Watson Coleman, Stevens Introduce Resolution Calling on Federal Government to Support Children of Victims of COVID-19
Washington, DC (March 7, 2022) – Today, Congresswomen Bonnie Watson Coleman (NJ-12) and Haley Stevens (MI-11) introduced a resolution recognizing the impact of the COVID-19 epidemic on children who have lost caregivers and calling on the Federal Government to identify services and resources that can be used to assist them.
It is estimated that over 200,000 children in the United States have lost a primary caregiver to COVID-19. Under normal circumstances, children who lose a caregiver are more likely to suffer from depression and anxiety, have lower academic attainment, and increased rates of drug and alcohol abuse. It’s also associated with increased risky sexual behavior and violence. During the pandemic, access to resources has become more difficult as schools have been closed and face-to-face counseling has been limited. Studies have demonstrated that intervention and support groups can prevent children from developing many severe problems after the loss of a parent.
“As we respond and recover from the coronavirus pandemic, extra attention must be paid to its most vulnerable victims: the hundreds of thousands of children who lost parents and other caregivers,” said Rep. Watson Coleman. “The sudden loss of a loved one is traumatic for any child during normal conditions. The added difficulty of seeking help during the pandemic will compound this loss, putting children at further risk. Addressing this crisis, including the mental health needs of our children will be a long process and focusing on those children who have lost caregivers must be a priority.”
“While Congress was successful in allocating robust resources to combat the pandemic, very little has been done to acknowledge the hundreds of thousands of American children who tragically lost a caregiver due to COVID-19, the majority under age 13,” said Rep. Stevens. “Children in minority communities have been disproportionately impacted by the loss of a caregiver, putting them at greater risk for substance abuse disorders, mental illness, housing instability and lower rates of academic attainment. The impacts of this corresponding health crisis in our nation’s young people cannot be ignored. Today, we recognize the outsized impact of the COVID-19 pandemic on our bereaved children and commit to identifying and prioritizing their unique needs.”

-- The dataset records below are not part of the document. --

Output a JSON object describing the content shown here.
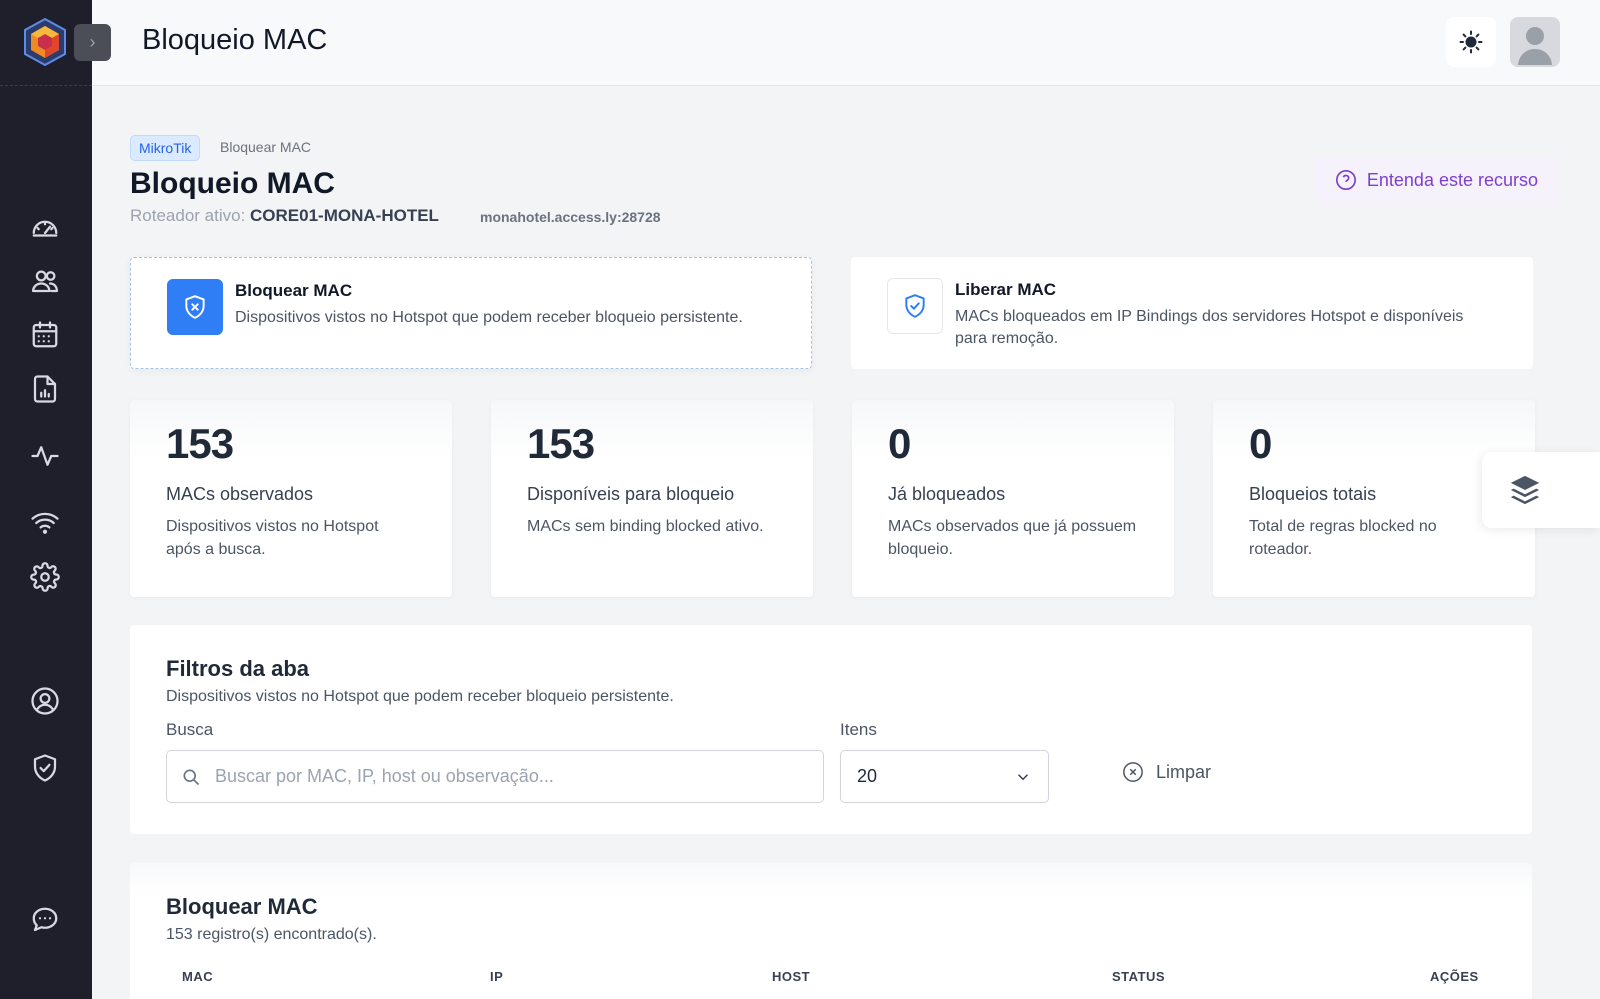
{
  "header": {
    "title": "Bloqueio MAC"
  },
  "sidebar": {
    "items": [
      {
        "icon": "dashboard-gauge-icon"
      },
      {
        "icon": "users-icon"
      },
      {
        "icon": "calendar-icon"
      },
      {
        "icon": "report-icon"
      },
      {
        "icon": "activity-icon"
      },
      {
        "icon": "wifi-icon"
      },
      {
        "icon": "settings-icon"
      },
      {
        "icon": "user-circle-icon"
      },
      {
        "icon": "shield-check-icon"
      },
      {
        "icon": "chat-icon"
      }
    ]
  },
  "breadcrumb": {
    "badge": "MikroTik",
    "current": "Bloquear MAC"
  },
  "page": {
    "title": "Bloqueio MAC",
    "router_label": "Roteador ativo:",
    "router_name": "CORE01-MONA-HOTEL",
    "router_host": "monahotel.access.ly:28728",
    "help_label": "Entenda este recurso"
  },
  "modes": [
    {
      "title": "Bloquear MAC",
      "description": "Dispositivos vistos no Hotspot que podem receber bloqueio persistente."
    },
    {
      "title": "Liberar MAC",
      "description": "MACs bloqueados em IP Bindings dos servidores Hotspot e disponíveis para remoção."
    }
  ],
  "stats": [
    {
      "value": "153",
      "label": "MACs observados",
      "description": "Dispositivos vistos no Hotspot após a busca."
    },
    {
      "value": "153",
      "label": "Disponíveis para bloqueio",
      "description": "MACs sem binding blocked ativo."
    },
    {
      "value": "0",
      "label": "Já bloqueados",
      "description": "MACs observados que já possuem bloqueio."
    },
    {
      "value": "0",
      "label": "Bloqueios totais",
      "description": "Total de regras blocked no roteador."
    }
  ],
  "filters": {
    "title": "Filtros da aba",
    "subtitle": "Dispositivos vistos no Hotspot que podem receber bloqueio persistente.",
    "search_label": "Busca",
    "search_placeholder": "Buscar por MAC, IP, host ou observação...",
    "search_value": "",
    "items_label": "Itens",
    "items_value": "20",
    "clear_label": "Limpar"
  },
  "table": {
    "title": "Bloquear MAC",
    "subtitle": "153 registro(s) encontrado(s).",
    "columns": [
      "MAC",
      "IP",
      "HOST",
      "STATUS",
      "AÇÕES"
    ]
  },
  "colors": {
    "sidebar_bg": "#1e1f2b",
    "accent_blue": "#2f7ef5",
    "accent_purple": "#7e3fd0"
  }
}
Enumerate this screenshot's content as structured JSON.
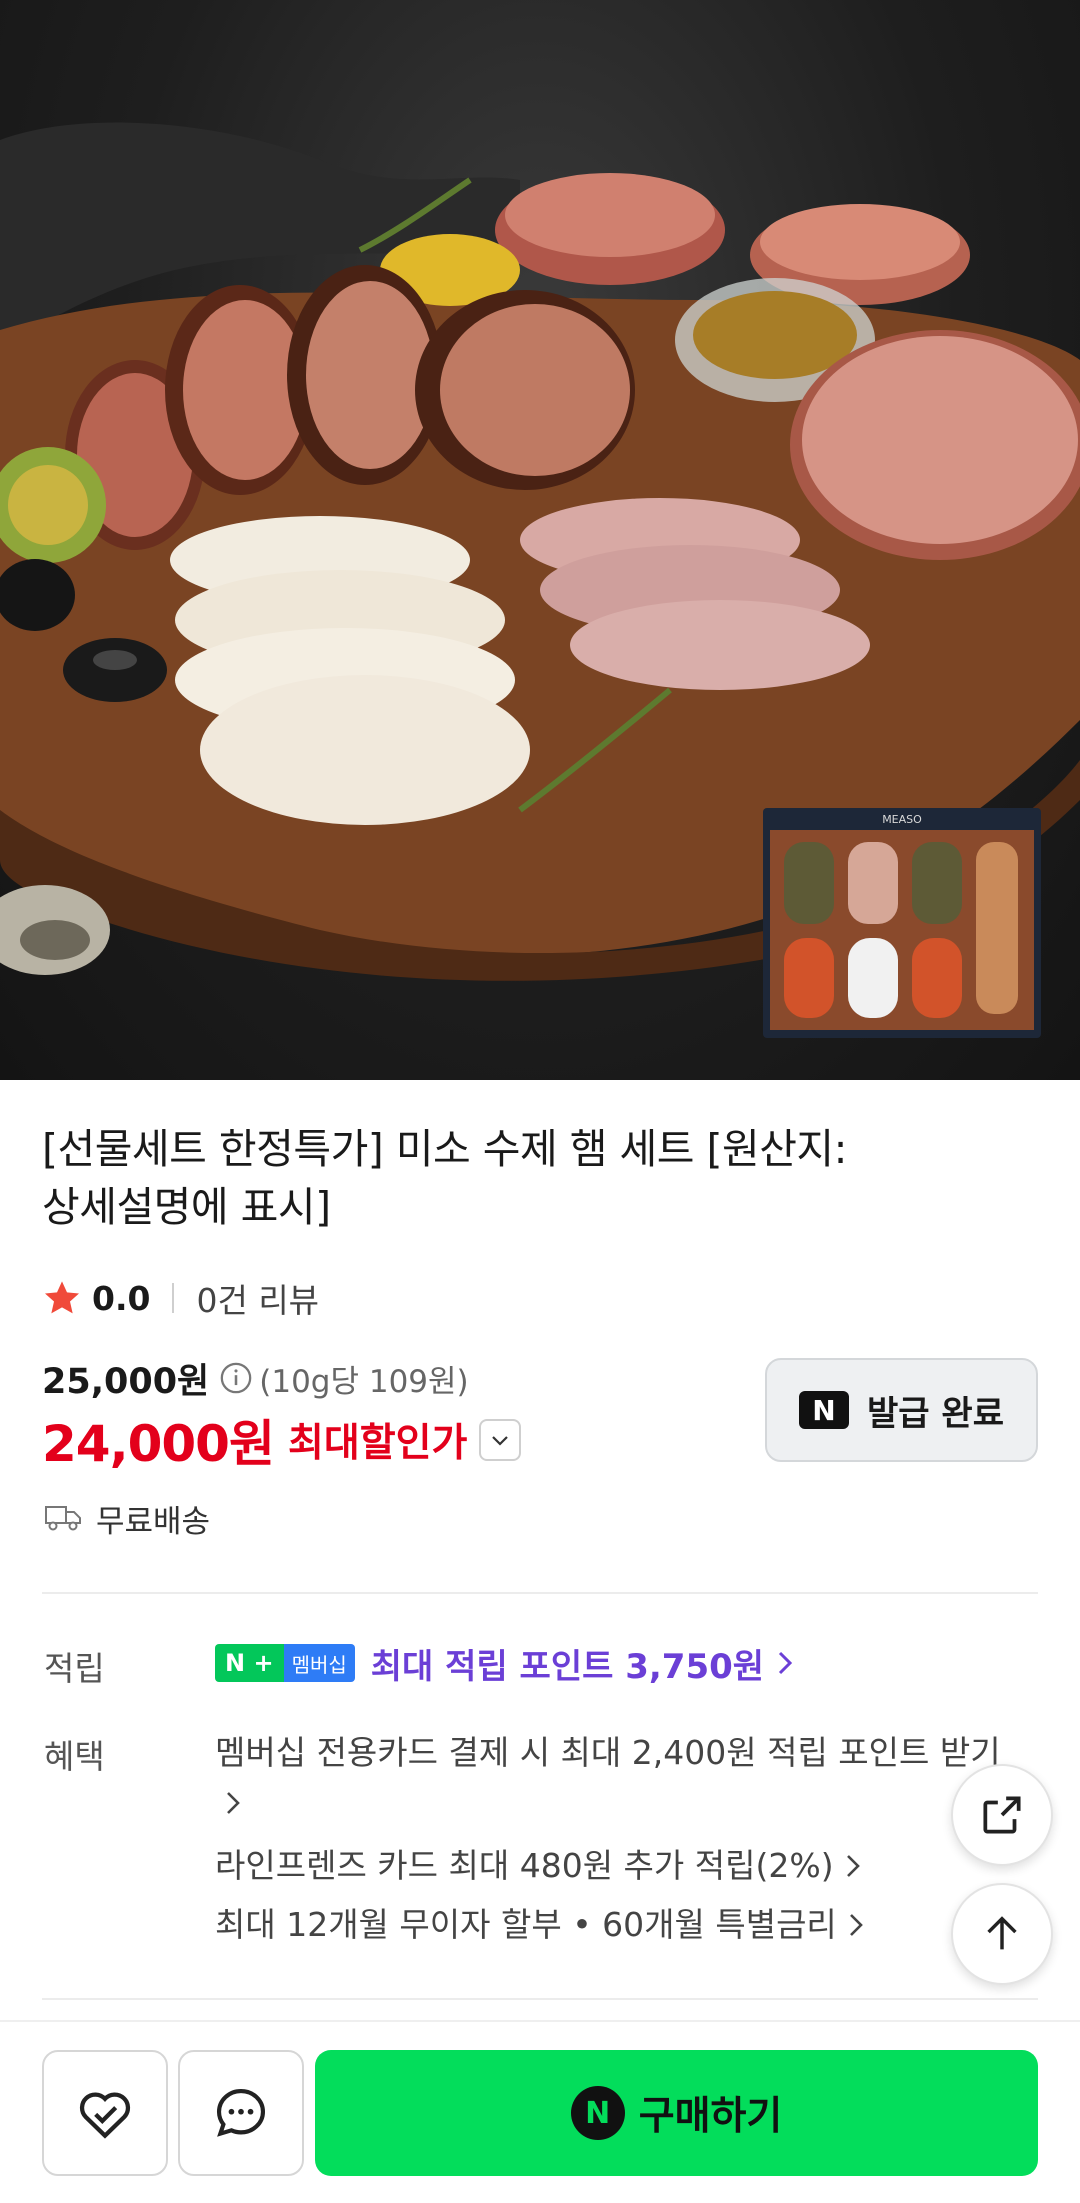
{
  "product": {
    "title_line1": "[선물세트 한정특가] 미소 수제 햄 세트 [원산지:",
    "title_line2": "상세설명에 표시]",
    "rating": "0.0",
    "review_count": "0건 리뷰",
    "original_price": "25,000원",
    "unit_price": "(10g당 109원)",
    "sale_price": "24,000원",
    "sale_label": "최대할인가",
    "shipping": "무료배송",
    "package_brand": "MEASO"
  },
  "coupon": {
    "badge": "N",
    "label": "발급 완료"
  },
  "points": {
    "label": "적립",
    "badge_n": "N +",
    "badge_member": "멤버십",
    "text": "최대 적립 포인트 3,750원"
  },
  "benefits": {
    "label": "혜택",
    "items": [
      "멤버십 전용카드 결제 시 최대 2,400원 적립 포인트 받기",
      "라인프렌즈 카드 최대 480원 추가 적립(2%)",
      "최대 12개월 무이자 할부 • 60개월 특별금리"
    ]
  },
  "bottom": {
    "buy_n": "N",
    "buy_label": "구매하기"
  },
  "colors": {
    "sale": "#e3001b",
    "points": "#6b3fd6",
    "buy": "#03dd5b"
  },
  "icons": [
    "star-icon",
    "info-icon",
    "chevron-down-icon",
    "truck-icon",
    "share-icon",
    "arrow-up-icon",
    "heart-check-icon",
    "chat-icon"
  ]
}
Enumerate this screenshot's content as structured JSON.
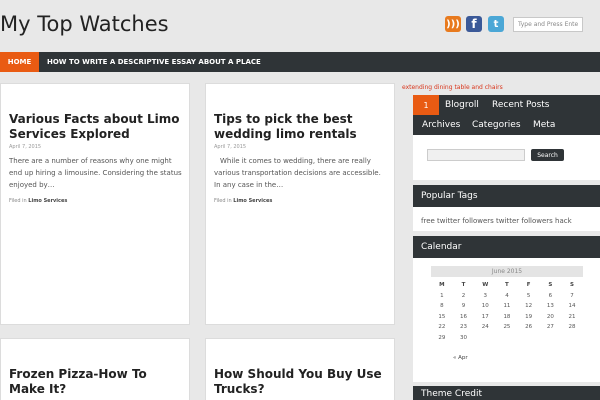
{
  "site": {
    "title": "My Top Watches"
  },
  "header": {
    "social": [
      {
        "icon": "rss-icon",
        "glyph": ")))",
        "color": "#e87a1e"
      },
      {
        "icon": "facebook-icon",
        "glyph": "f",
        "color": "#3b5998"
      },
      {
        "icon": "twitter-icon",
        "glyph": "t",
        "color": "#4ba7d6"
      }
    ],
    "search": {
      "placeholder": "Type and Press Enter"
    }
  },
  "nav": {
    "home": "HOME",
    "items": [
      "HOW TO WRITE A DESCRIPTIVE ESSAY ABOUT A PLACE"
    ],
    "active_color": "#e95b13",
    "bar_color": "#2f3437"
  },
  "posts": [
    {
      "title": "Various Facts about Limo Services Explored",
      "date": "April 7, 2015",
      "excerpt": "There are a number of reasons why one might end up hiring a limousine. Considering the status enjoyed by…",
      "filed_prefix": "Filed in",
      "category": "Limo Services"
    },
    {
      "title": "Tips to pick the best wedding limo rentals",
      "date": "April 7, 2015",
      "excerpt": "While it comes to wedding, there are really various transportation decisions are accessible. In any case in the…",
      "filed_prefix": "Filed in",
      "category": "Limo Services"
    },
    {
      "title": "Frozen Pizza-How To Make It?"
    },
    {
      "title": "How Should You Buy Use Trucks?"
    }
  ],
  "sidebar": {
    "ad_link": "extending dining table and chairs",
    "tabs": {
      "number": "1",
      "row1": [
        "Blogroll",
        "Recent Posts"
      ],
      "row2": [
        "Archives",
        "Categories",
        "Meta"
      ],
      "search_button": "Search"
    },
    "popular_tags": {
      "title": "Popular Tags",
      "tags": "free twitter followers twitter followers hack"
    },
    "calendar": {
      "title": "Calendar",
      "caption": "June 2015",
      "days": [
        "M",
        "T",
        "W",
        "T",
        "F",
        "S",
        "S"
      ],
      "weeks": [
        [
          "1",
          "2",
          "3",
          "4",
          "5",
          "6",
          "7"
        ],
        [
          "8",
          "9",
          "10",
          "11",
          "12",
          "13",
          "14"
        ],
        [
          "15",
          "16",
          "17",
          "18",
          "19",
          "20",
          "21"
        ],
        [
          "22",
          "23",
          "24",
          "25",
          "26",
          "27",
          "28"
        ],
        [
          "29",
          "30",
          "",
          "",
          "",
          "",
          ""
        ]
      ],
      "prev": "« Apr"
    },
    "theme_credit": {
      "title": "Theme Credit"
    }
  }
}
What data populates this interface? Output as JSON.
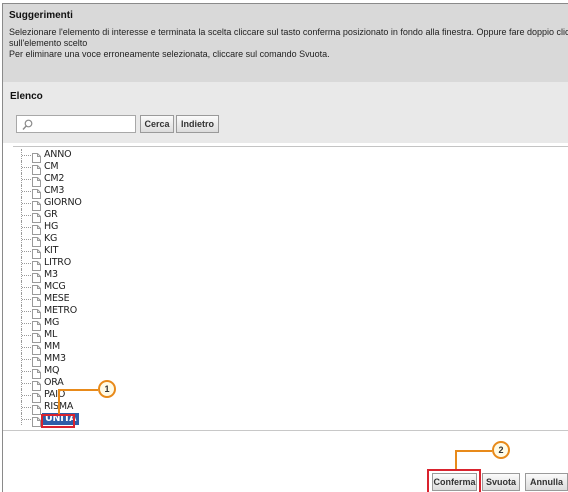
{
  "hints": {
    "title": "Suggerimenti",
    "line1": "Selezionare l'elemento di interesse e terminata la scelta cliccare sul tasto conferma posizionato in fondo alla finestra. Oppure fare doppio click",
    "line2": "sull'elemento scelto",
    "line3": "Per eliminare una voce erroneamente selezionata, cliccare sul comando Svuota."
  },
  "elenco": {
    "title": "Elenco",
    "search_value": "",
    "cerca_label": "Cerca",
    "indietro_label": "Indietro"
  },
  "tree": {
    "items": [
      "ANNO",
      "CM",
      "CM2",
      "CM3",
      "GIORNO",
      "GR",
      "HG",
      "KG",
      "KIT",
      "LITRO",
      "M3",
      "MCG",
      "MESE",
      "METRO",
      "MG",
      "ML",
      "MM",
      "MM3",
      "MQ",
      "ORA",
      "PAIO",
      "RISMA",
      "UNITA"
    ],
    "selected": "UNITA"
  },
  "footer": {
    "conferma_label": "Conferma",
    "svuota_label": "Svuota",
    "annulla_label": "Annulla"
  },
  "callouts": {
    "badge1": "1",
    "badge2": "2"
  },
  "colors": {
    "highlight": "#d9232e",
    "callout": "#e88a1a",
    "selection": "#2f5da8"
  }
}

About 1 in 360 children under 18 have lost a primary caregiver to COVID-19; 70 percent of the caregiver loss affecting children under 14. Sixty-five percent of children experiencing the loss of a primary caregiver to COVID-19 come from minority communities.
The resolution also recognizes that there may be unknown, long-term consequences of the loss of a caregiver in the context of the larger global pandemic.
“We applaud Representative Bonnie Watson Coleman and the other Members of Congress for raising awareness of the needs of the more than 200,000 children in the United States who have lost a parent or other caregiver to COVID-19,” said John M. Bridgeland, Co-Founder and CEO of the COVID Collaborative and former Director of the White House Domestic Policy Council under President George W. Bush. “Congressional leadership can help a generation of children and their families cope with their grief and trauma, and ensure they thrive into the future.”
“COVID-19-related deaths drove a significant increase in the number of children grieving the death of a parent, with a disproportionate impact on children of color and rural youths. Now more than ever, the bereavement field must systematically assess and address programming gaps to foster equitable services by bringing together diverse partners and perspectives to ensure all children can access appropriate care,” said Micki Burns, PhD, chief clinical officer for Judi’s House/JAG Institute, a community-based nonprofit that provides comprehensive grief care services for bereaved youth and families.
Text of the resolution can be found here.